I have read with great interest the intervention of Louis Moreno Ocampo, the first Chief Prosecutor of the International Criminal Court (ICC), in the debate concerning the proposal to establish a special tribunal for the crime of aggression against Ukraine (STAU).
There is one point on which I entirely agree with Ocampo. It is that the Assembly of States Parties to the Rome Statute should remove the restriction in article 15bis(5) that precludes the Court from exercising jurisdiction when the crime of aggression is committed in the territory of a State party. I have already said so many times before now, in speeches and lectures. The politics that produced that provision is highly regrettable, indeed, as it has left the world without a legal framework already in place to bring accountability to bear on the apparent crime of aggression in Ukraine. It is for that reason that the Assembly of State Parties must – I repeat – delete without further delay the restriction in article 15bis(5) of the Rome Statute for future application.
That said, I could not agree with Ocampo’s primary assertion, which is that to establish the STAU is to “consecrate selective justice.” In my view, the very opposite is true in the long run.
In the minds of many, Ocampo’s argument may seem arresting in the moment. However, taking a long-term view of international law reform, that proposition does not stand the test of time. Indeed, history amply teaches us that lesson. Let us remember that the same arguments were heard in 1945 and the following years, about the establishment of the Nuremberg and Tokyo Tribunals. Those were arguments made by sensible people driven by a certain view of purity of principles – in the moment. But they were unconcerned, or not sufficiently concerned, that their arguments might have – in the moment – resulted in impunity, let alone serious injustice for victims of the grave atrocities that had been committed.
Now looking back, those precedents of 1945 and 1946 – reproached by some then as “flawed” – have been celebrated by most (including Ocampo, I’m sure) as worthy precedents for the ICC and the earlier ad hoc tribunals for Rwanda and the former Yugoslavia.
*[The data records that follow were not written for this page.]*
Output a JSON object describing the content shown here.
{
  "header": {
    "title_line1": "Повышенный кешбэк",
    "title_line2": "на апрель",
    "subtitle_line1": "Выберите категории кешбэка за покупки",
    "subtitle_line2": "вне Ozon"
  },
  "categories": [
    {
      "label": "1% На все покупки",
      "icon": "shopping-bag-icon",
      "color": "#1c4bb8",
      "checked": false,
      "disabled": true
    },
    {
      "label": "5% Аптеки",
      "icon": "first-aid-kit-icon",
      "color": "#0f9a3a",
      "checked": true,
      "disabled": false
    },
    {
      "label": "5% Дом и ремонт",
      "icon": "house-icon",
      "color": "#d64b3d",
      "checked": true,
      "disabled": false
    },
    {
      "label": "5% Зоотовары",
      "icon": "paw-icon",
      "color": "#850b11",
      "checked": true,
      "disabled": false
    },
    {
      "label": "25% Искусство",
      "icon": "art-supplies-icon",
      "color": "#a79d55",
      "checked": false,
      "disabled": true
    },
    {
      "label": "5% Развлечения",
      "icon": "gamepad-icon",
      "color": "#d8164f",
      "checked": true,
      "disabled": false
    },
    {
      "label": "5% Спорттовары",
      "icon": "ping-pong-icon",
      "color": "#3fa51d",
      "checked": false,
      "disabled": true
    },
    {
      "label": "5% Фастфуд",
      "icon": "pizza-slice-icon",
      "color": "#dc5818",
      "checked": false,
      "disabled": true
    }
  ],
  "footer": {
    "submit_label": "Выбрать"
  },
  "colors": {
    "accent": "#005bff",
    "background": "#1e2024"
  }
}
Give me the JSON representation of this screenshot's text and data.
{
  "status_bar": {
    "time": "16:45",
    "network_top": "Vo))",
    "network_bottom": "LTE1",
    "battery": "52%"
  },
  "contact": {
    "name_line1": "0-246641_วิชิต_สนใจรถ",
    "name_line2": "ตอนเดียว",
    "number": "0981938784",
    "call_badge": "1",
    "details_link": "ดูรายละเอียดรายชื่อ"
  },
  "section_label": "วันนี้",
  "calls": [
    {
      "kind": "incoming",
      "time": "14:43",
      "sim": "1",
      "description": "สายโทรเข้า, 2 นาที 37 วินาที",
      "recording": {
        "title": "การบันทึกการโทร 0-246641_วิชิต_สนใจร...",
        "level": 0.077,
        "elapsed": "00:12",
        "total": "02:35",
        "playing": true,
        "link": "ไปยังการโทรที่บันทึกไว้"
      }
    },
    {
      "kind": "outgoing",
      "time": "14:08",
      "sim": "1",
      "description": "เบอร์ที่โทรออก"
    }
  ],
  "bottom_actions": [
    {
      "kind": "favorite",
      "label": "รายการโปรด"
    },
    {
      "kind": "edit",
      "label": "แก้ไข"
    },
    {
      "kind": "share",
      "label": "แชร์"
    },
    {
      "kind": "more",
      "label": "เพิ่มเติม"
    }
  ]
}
So, too, it will be for the Special Tribunal for the Crime of Aggression against Ukraine. I strongly support its establishment. Years from now, it would have correctly earned its place as one of the building blocks in the never-ending construction project of international law.